# RECORDS FOR THIS EXERCISE:
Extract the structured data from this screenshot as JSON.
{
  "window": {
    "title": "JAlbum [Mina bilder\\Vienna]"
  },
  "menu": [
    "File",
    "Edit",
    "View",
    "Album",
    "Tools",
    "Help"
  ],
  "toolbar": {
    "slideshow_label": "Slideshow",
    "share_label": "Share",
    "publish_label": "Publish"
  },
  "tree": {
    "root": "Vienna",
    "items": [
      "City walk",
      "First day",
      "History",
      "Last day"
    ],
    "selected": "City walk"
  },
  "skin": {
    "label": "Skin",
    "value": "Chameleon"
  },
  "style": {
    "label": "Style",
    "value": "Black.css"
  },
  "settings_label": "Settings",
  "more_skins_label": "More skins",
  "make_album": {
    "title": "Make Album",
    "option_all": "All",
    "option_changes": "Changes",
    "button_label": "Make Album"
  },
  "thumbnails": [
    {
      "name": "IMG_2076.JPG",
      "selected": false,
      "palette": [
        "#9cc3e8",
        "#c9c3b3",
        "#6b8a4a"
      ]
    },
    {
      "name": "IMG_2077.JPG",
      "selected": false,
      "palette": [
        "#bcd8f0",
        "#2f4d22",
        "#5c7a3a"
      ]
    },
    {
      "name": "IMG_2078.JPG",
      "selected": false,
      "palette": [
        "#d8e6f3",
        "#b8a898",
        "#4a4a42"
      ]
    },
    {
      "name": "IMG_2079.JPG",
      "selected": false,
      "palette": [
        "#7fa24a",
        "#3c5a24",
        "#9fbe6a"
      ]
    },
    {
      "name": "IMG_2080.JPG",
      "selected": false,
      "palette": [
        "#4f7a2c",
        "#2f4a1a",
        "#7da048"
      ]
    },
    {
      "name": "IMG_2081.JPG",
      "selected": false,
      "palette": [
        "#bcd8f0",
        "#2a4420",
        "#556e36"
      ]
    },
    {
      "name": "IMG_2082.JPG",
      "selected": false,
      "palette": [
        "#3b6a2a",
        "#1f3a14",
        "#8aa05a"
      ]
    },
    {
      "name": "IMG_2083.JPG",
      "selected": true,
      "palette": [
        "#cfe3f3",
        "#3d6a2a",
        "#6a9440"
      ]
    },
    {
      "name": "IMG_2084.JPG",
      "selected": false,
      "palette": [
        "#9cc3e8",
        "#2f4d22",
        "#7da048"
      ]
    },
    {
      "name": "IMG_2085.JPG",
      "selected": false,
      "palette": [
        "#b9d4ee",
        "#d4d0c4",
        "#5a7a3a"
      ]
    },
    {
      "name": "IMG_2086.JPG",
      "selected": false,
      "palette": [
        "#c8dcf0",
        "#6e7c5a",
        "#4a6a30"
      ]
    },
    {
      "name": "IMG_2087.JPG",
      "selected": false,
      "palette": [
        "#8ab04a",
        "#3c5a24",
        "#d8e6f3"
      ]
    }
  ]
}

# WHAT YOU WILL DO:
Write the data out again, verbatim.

# EXPECTED ANSWER:
Extract the structured data from this screenshot as JSON.
{
  "window": {
    "title": "JAlbum [Mina bilder\\Vienna]"
  },
  "menu": [
    "File",
    "Edit",
    "View",
    "Album",
    "Tools",
    "Help"
  ],
  "toolbar": {
    "slideshow_label": "Slideshow",
    "share_label": "Share",
    "publish_label": "Publish"
  },
  "tree": {
    "root": "Vienna",
    "items": [
      "City walk",
      "First day",
      "History",
      "Last day"
    ],
    "selected": "City walk"
  },
  "skin": {
    "label": "Skin",
    "value": "Chameleon"
  },
  "style": {
    "label": "Style",
    "value": "Black.css"
  },
  "settings_label": "Settings",
  "more_skins_label": "More skins",
  "make_album": {
    "title": "Make Album",
    "option_all": "All",
    "option_changes": "Changes",
    "button_label": "Make Album"
  },
  "thumbnails": [
    {
      "name": "IMG_2076.JPG",
      "selected": false,
      "palette": [
        "#9cc3e8",
        "#c9c3b3",
        "#6b8a4a"
      ]
    },
    {
      "name": "IMG_2077.JPG",
      "selected": false,
      "palette": [
        "#bcd8f0",
        "#2f4d22",
        "#5c7a3a"
      ]
    },
    {
      "name": "IMG_2078.JPG",
      "selected": false,
      "palette": [
        "#d8e6f3",
        "#b8a898",
        "#4a4a42"
      ]
    },
    {
      "name": "IMG_2079.JPG",
      "selected": false,
      "palette": [
        "#7fa24a",
        "#3c5a24",
        "#9fbe6a"
      ]
    },
    {
      "name": "IMG_2080.JPG",
      "selected": false,
      "palette": [
        "#4f7a2c",
        "#2f4a1a",
        "#7da048"
      ]
    },
    {
      "name": "IMG_2081.JPG",
      "selected": false,
      "palette": [
        "#bcd8f0",
        "#2a4420",
        "#556e36"
      ]
    },
    {
      "name": "IMG_2082.JPG",
      "selected": false,
      "palette": [
        "#3b6a2a",
        "#1f3a14",
        "#8aa05a"
      ]
    },
    {
      "name": "IMG_2083.JPG",
      "selected": true,
      "palette": [
        "#cfe3f3",
        "#3d6a2a",
        "#6a9440"
      ]
    },
    {
      "name": "IMG_2084.JPG",
      "selected": false,
      "palette": [
        "#9cc3e8",
        "#2f4d22",
        "#7da048"
      ]
    },
    {
      "name": "IMG_2085.JPG",
      "selected": false,
      "palette": [
        "#b9d4ee",
        "#d4d0c4",
        "#5a7a3a"
      ]
    },
    {
      "name": "IMG_2086.JPG",
      "selected": false,
      "palette": [
        "#c8dcf0",
        "#6e7c5a",
        "#4a6a30"
      ]
    },
    {
      "name": "IMG_2087.JPG",
      "selected": false,
      "palette": [
        "#8ab04a",
        "#3c5a24",
        "#d8e6f3"
      ]
    }
  ]
}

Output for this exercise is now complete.